=== Work required ===
The records are to be copied word for word, and the pictures dropped.

*** Listed records ***

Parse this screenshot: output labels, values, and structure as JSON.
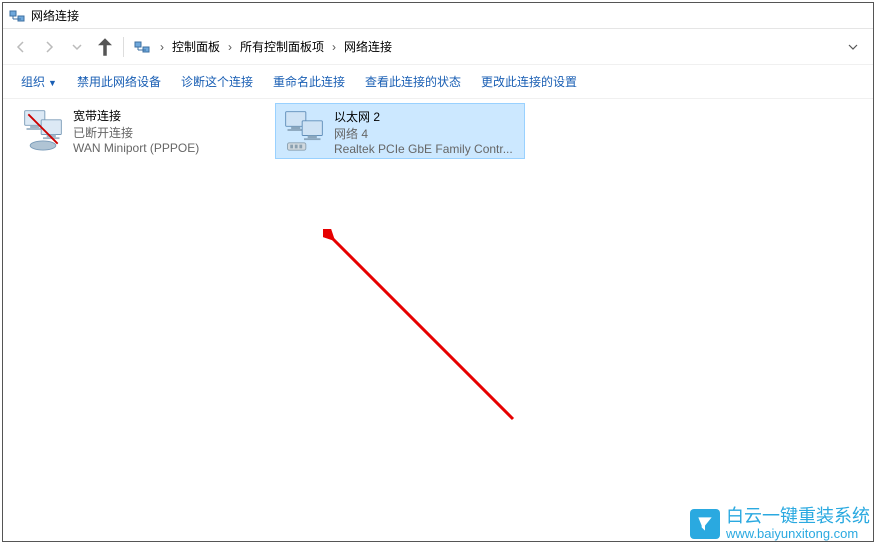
{
  "window": {
    "title": "网络连接"
  },
  "breadcrumb": {
    "items": [
      "控制面板",
      "所有控制面板项",
      "网络连接"
    ]
  },
  "toolbar": {
    "organize": "组织",
    "disable": "禁用此网络设备",
    "diagnose": "诊断这个连接",
    "rename": "重命名此连接",
    "status": "查看此连接的状态",
    "change": "更改此连接的设置"
  },
  "connections": [
    {
      "name": "宽带连接",
      "status": "已断开连接",
      "device": "WAN Miniport (PPPOE)",
      "selected": false
    },
    {
      "name": "以太网 2",
      "status": "网络 4",
      "device": "Realtek PCIe GbE Family Contr...",
      "selected": true
    }
  ],
  "watermark": {
    "text": "白云一键重装系统",
    "url": "www.baiyunxitong.com"
  }
}
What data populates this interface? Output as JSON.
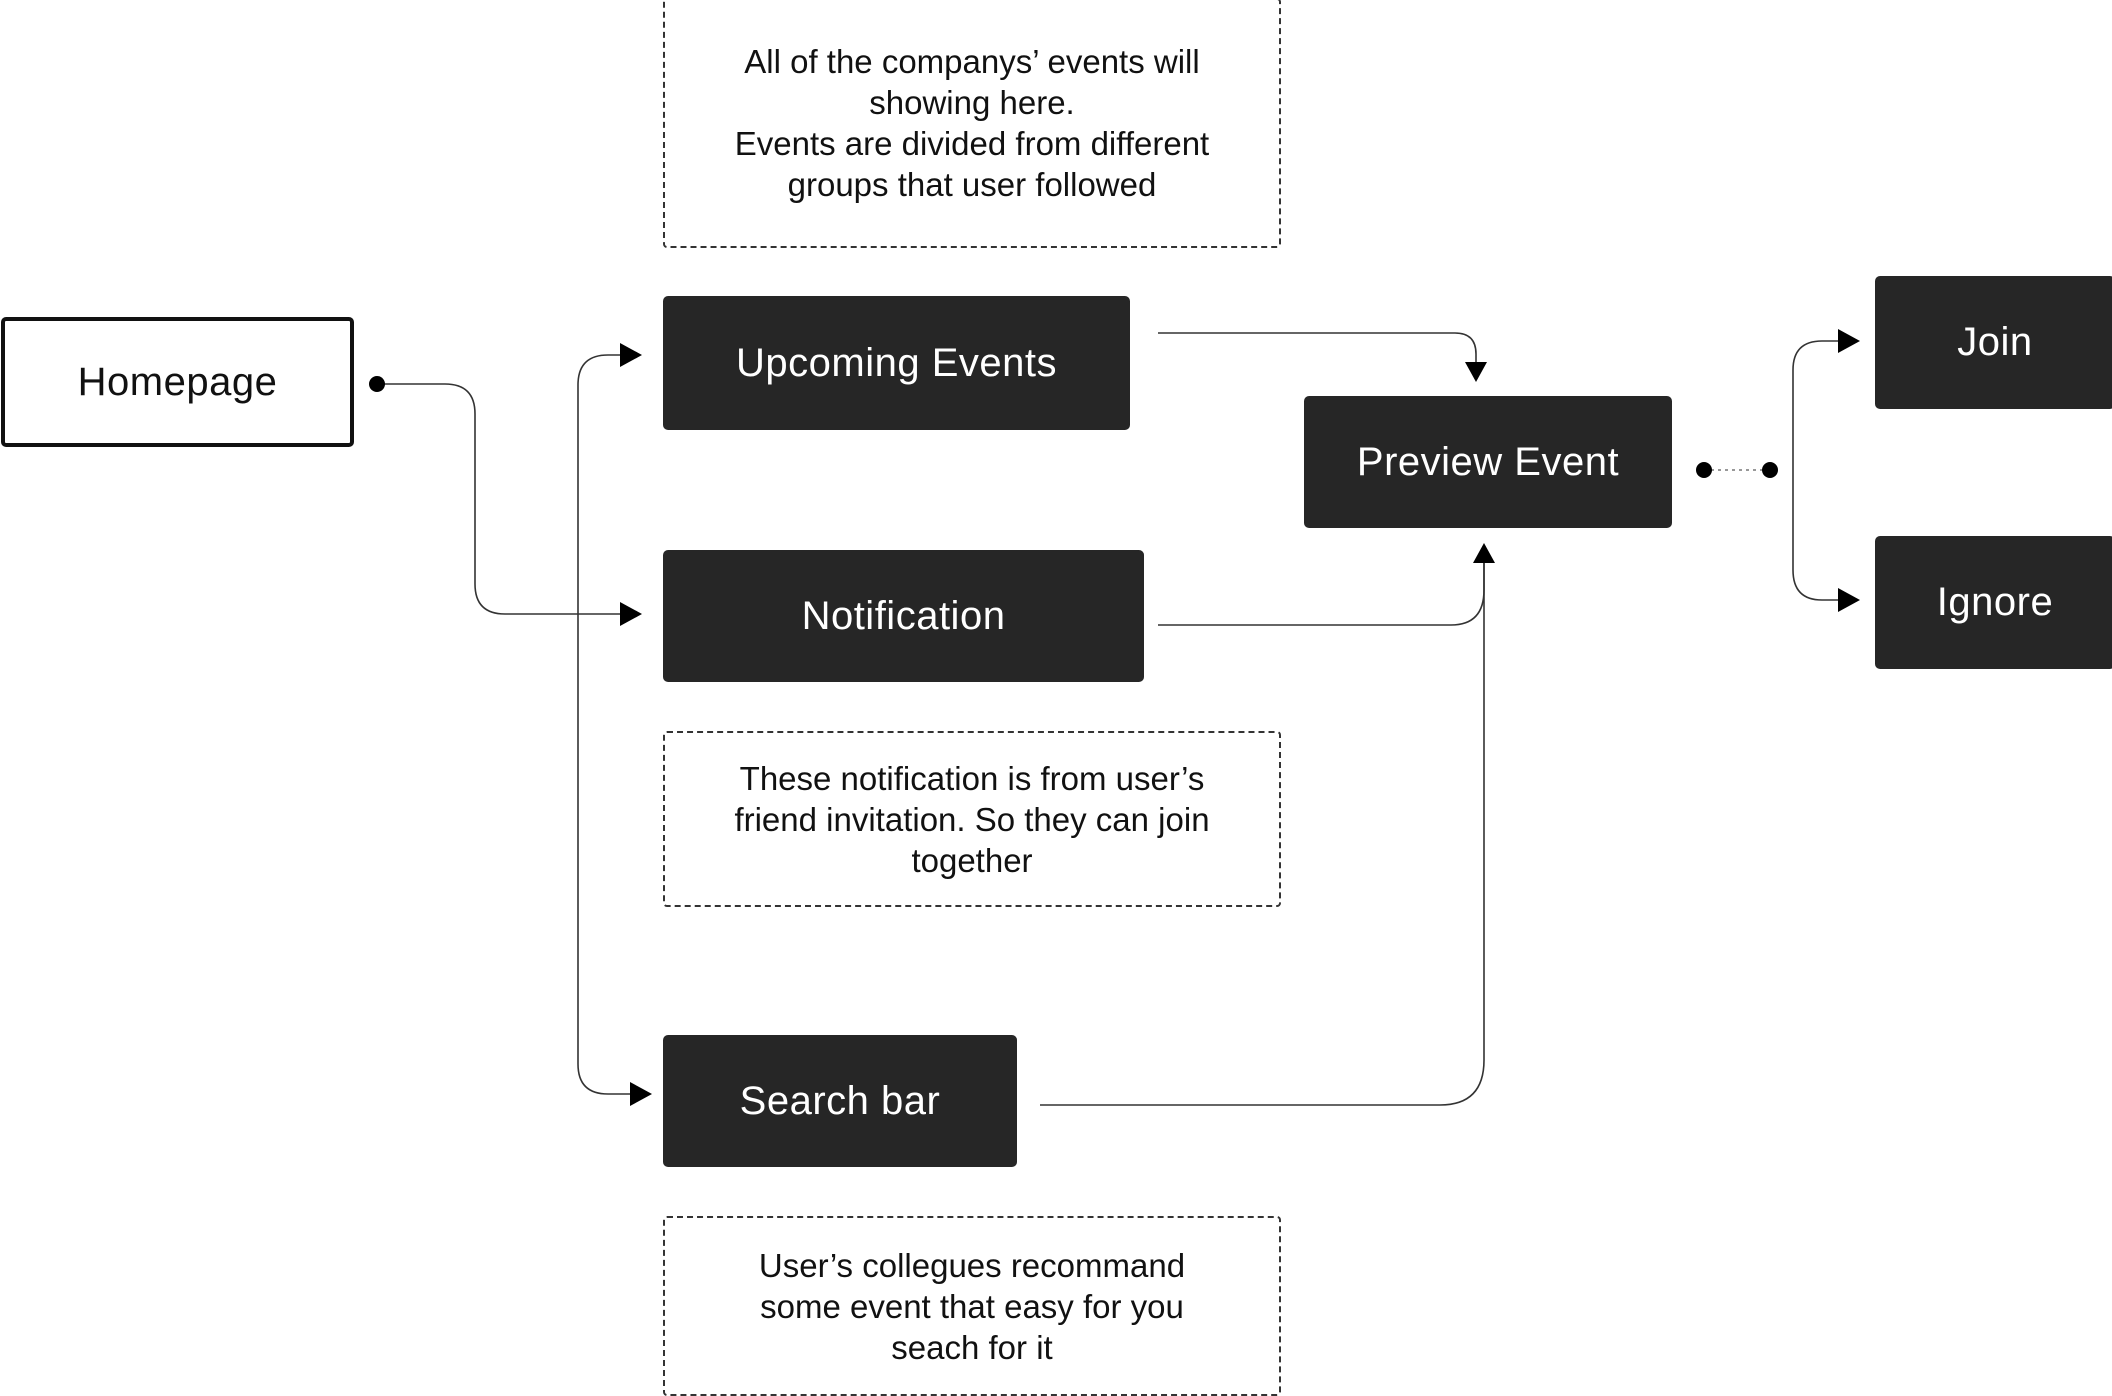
{
  "diagram": {
    "nodes": {
      "homepage": "Homepage",
      "upcoming_events": "Upcoming Events",
      "notification": "Notification",
      "search_bar": "Search bar",
      "preview_event": "Preview Event",
      "join": "Join",
      "ignore": "Ignore"
    },
    "notes": {
      "upcoming_events": "All of the companys’ events will\nshowing here.\nEvents are divided from different\ngroups that user followed",
      "notification": "These notification is from user’s\nfriend invitation. So they can join\ntogether",
      "search_bar": "User’s collegues recommand\nsome event that easy for you\nseach for it"
    },
    "edges": [
      {
        "from": "homepage",
        "to": "upcoming_events"
      },
      {
        "from": "homepage",
        "to": "notification"
      },
      {
        "from": "homepage",
        "to": "search_bar"
      },
      {
        "from": "upcoming_events",
        "to": "preview_event"
      },
      {
        "from": "notification",
        "to": "preview_event"
      },
      {
        "from": "search_bar",
        "to": "preview_event"
      },
      {
        "from": "preview_event",
        "to": "join"
      },
      {
        "from": "preview_event",
        "to": "ignore"
      }
    ],
    "colors": {
      "node_fill": "#262626",
      "node_text": "#ffffff",
      "line": "#111111"
    }
  }
}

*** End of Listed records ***

=== Answer space ===
Parse this screenshot: output labels, values, and structure as JSON.
{
  "window": {
    "title": "网络连接"
  },
  "breadcrumb": {
    "items": [
      "控制面板",
      "所有控制面板项",
      "网络连接"
    ]
  },
  "toolbar": {
    "organize": "组织",
    "disable": "禁用此网络设备",
    "diagnose": "诊断这个连接",
    "rename": "重命名此连接",
    "status": "查看此连接的状态",
    "change": "更改此连接的设置"
  },
  "connections": [
    {
      "name": "宽带连接",
      "status": "已断开连接",
      "device": "WAN Miniport (PPPOE)",
      "selected": false
    },
    {
      "name": "以太网 2",
      "status": "网络 4",
      "device": "Realtek PCIe GbE Family Contr...",
      "selected": true
    }
  ],
  "watermark": {
    "text": "白云一键重装系统",
    "url": "www.baiyunxitong.com"
  }
}
What data populates this interface? Output as JSON.
{
  "diagram": {
    "nodes": {
      "homepage": "Homepage",
      "upcoming_events": "Upcoming Events",
      "notification": "Notification",
      "search_bar": "Search bar",
      "preview_event": "Preview Event",
      "join": "Join",
      "ignore": "Ignore"
    },
    "notes": {
      "upcoming_events": "All of the companys’ events will\nshowing here.\nEvents are divided from different\ngroups that user followed",
      "notification": "These notification is from user’s\nfriend invitation. So they can join\ntogether",
      "search_bar": "User’s collegues recommand\nsome event that easy for you\nseach for it"
    },
    "edges": [
      {
        "from": "homepage",
        "to": "upcoming_events"
      },
      {
        "from": "homepage",
        "to": "notification"
      },
      {
        "from": "homepage",
        "to": "search_bar"
      },
      {
        "from": "upcoming_events",
        "to": "preview_event"
      },
      {
        "from": "notification",
        "to": "preview_event"
      },
      {
        "from": "search_bar",
        "to": "preview_event"
      },
      {
        "from": "preview_event",
        "to": "join"
      },
      {
        "from": "preview_event",
        "to": "ignore"
      }
    ],
    "colors": {
      "node_fill": "#262626",
      "node_text": "#ffffff",
      "line": "#111111"
    }
  }
}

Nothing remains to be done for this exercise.